Wisconsin law may change with regard to how attempted child enticement is prosecuted. Attorney General J. B. Van Hollen supports a bill that is currently being considered by the Senate Judiciary Committee. If the bill is passed, state law would treat attempted child enticement the same as actually carrying out the crime.
According to state and local authorities, the Internet Crimes Against Children Task Force arrested 126 people in 2010 for allegedly using the internet to contact possible victims. In many of those cases, individuals accused of internet crimes had purportedly communicated with police agents who were posing as children, so the crime of soliciting a minor was not technically committed.
However, the attorney general regards that fact as a loophole in the law. Current Wisconsin law allows individuals who have been charged with an attempted crime to face only half the maximum legal penalties of actually soliciting a minor. The attorney general argued that “essentially the attempt is the completion of the crime.” Van Hollen compared attempted child enticement charges to drug charges that result from a drug sting in which dealing with an undercover officer is the same as trying to buy drugs from a dealer.
The proposed bill would also change the way child pornography that has been seized in a criminal investigation is used in court. Under current Wisconsin law, no restrictions exist on providing defense attorneys with that particular kind of evidence. Van Hollen claims that such evidence could possibly be copied and redistributed. If the new bill is passed, seized child pornography would be regarded as contraband and fall under restrictions like those used for guns and drug evidence.
Wisconsin residents who have been accused of internet crimes will likely want to stay abreast of any changes to the law that might affect individual court proceedings. Not everyone accused of internet crimes is guilty, and a solid step towards preparing a strong defense is to contact a legal professional who can help ensure that the rights of the accused are upheld under current Wisconsin law.

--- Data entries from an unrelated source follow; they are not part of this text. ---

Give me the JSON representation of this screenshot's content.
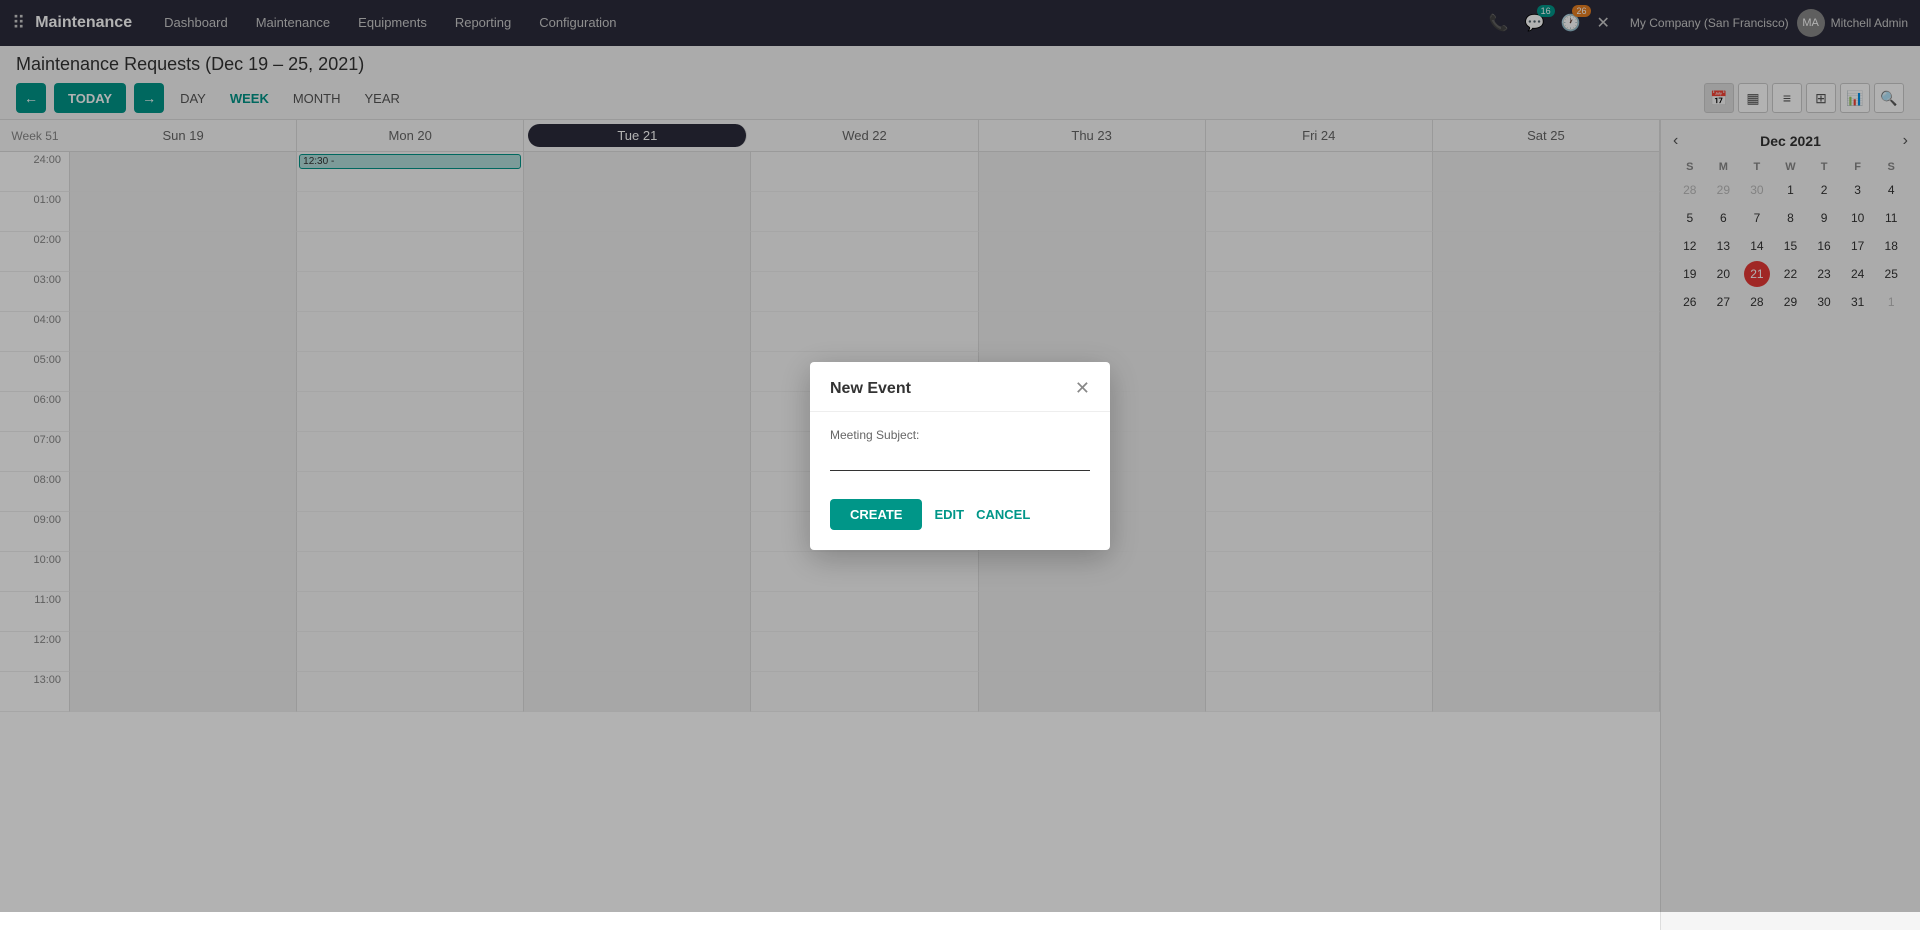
{
  "topnav": {
    "app_name": "Maintenance",
    "menu_items": [
      {
        "label": "Dashboard",
        "active": false
      },
      {
        "label": "Maintenance",
        "active": false
      },
      {
        "label": "Equipments",
        "active": false
      },
      {
        "label": "Reporting",
        "active": false
      },
      {
        "label": "Configuration",
        "active": false
      }
    ],
    "notification_count": "16",
    "chat_count": "26",
    "company": "My Company (San Francisco)",
    "user": "Mitchell Admin"
  },
  "page": {
    "title": "Maintenance Requests (Dec 19 – 25, 2021)",
    "views": [
      "DAY",
      "WEEK",
      "MONTH",
      "YEAR"
    ],
    "active_view": "WEEK"
  },
  "calendar": {
    "week_label": "Week 51",
    "days": [
      {
        "label": "Sun 19",
        "today": false
      },
      {
        "label": "Mon 20",
        "today": false
      },
      {
        "label": "Tue 21",
        "today": true
      },
      {
        "label": "Wed 22",
        "today": false
      },
      {
        "label": "Thu 23",
        "today": false
      },
      {
        "label": "Fri 24",
        "today": false
      },
      {
        "label": "Sat 25",
        "today": false
      }
    ],
    "time_slots": [
      "24:00",
      "01:00",
      "02:00",
      "03:00",
      "04:00",
      "05:00",
      "06:00",
      "07:00",
      "08:00",
      "09:00",
      "10:00",
      "11:00",
      "12:00",
      "13:00"
    ],
    "event": {
      "time": "12:30 -",
      "col": 1,
      "row": 0
    }
  },
  "mini_calendar": {
    "title": "Dec 2021",
    "day_headers": [
      "S",
      "M",
      "T",
      "W",
      "T",
      "F",
      "S"
    ],
    "weeks": [
      [
        {
          "day": "28",
          "other": true
        },
        {
          "day": "29",
          "other": true
        },
        {
          "day": "30",
          "other": true
        },
        {
          "day": "1",
          "other": false
        },
        {
          "day": "2",
          "other": false
        },
        {
          "day": "3",
          "other": false
        },
        {
          "day": "4",
          "other": false
        }
      ],
      [
        {
          "day": "5",
          "other": false
        },
        {
          "day": "6",
          "other": false
        },
        {
          "day": "7",
          "other": false
        },
        {
          "day": "8",
          "other": false
        },
        {
          "day": "9",
          "other": false
        },
        {
          "day": "10",
          "other": false
        },
        {
          "day": "11",
          "other": false
        }
      ],
      [
        {
          "day": "12",
          "other": false
        },
        {
          "day": "13",
          "other": false
        },
        {
          "day": "14",
          "other": false
        },
        {
          "day": "15",
          "other": false
        },
        {
          "day": "16",
          "other": false
        },
        {
          "day": "17",
          "other": false
        },
        {
          "day": "18",
          "other": false
        }
      ],
      [
        {
          "day": "19",
          "other": false
        },
        {
          "day": "20",
          "other": false
        },
        {
          "day": "21",
          "other": false,
          "today": true
        },
        {
          "day": "22",
          "other": false
        },
        {
          "day": "23",
          "other": false
        },
        {
          "day": "24",
          "other": false
        },
        {
          "day": "25",
          "other": false
        }
      ],
      [
        {
          "day": "26",
          "other": false
        },
        {
          "day": "27",
          "other": false
        },
        {
          "day": "28",
          "other": false
        },
        {
          "day": "29",
          "other": false
        },
        {
          "day": "30",
          "other": false
        },
        {
          "day": "31",
          "other": false
        },
        {
          "day": "1",
          "other": true
        }
      ]
    ]
  },
  "modal": {
    "title": "New Event",
    "meeting_subject_label": "Meeting Subject:",
    "meeting_subject_value": "",
    "create_label": "CREATE",
    "edit_label": "EDIT",
    "cancel_label": "CANCEL"
  }
}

Source: Wisconsin Radio Network, “Punishing online predators,” Andrew Beckett, Dec. 21, 2011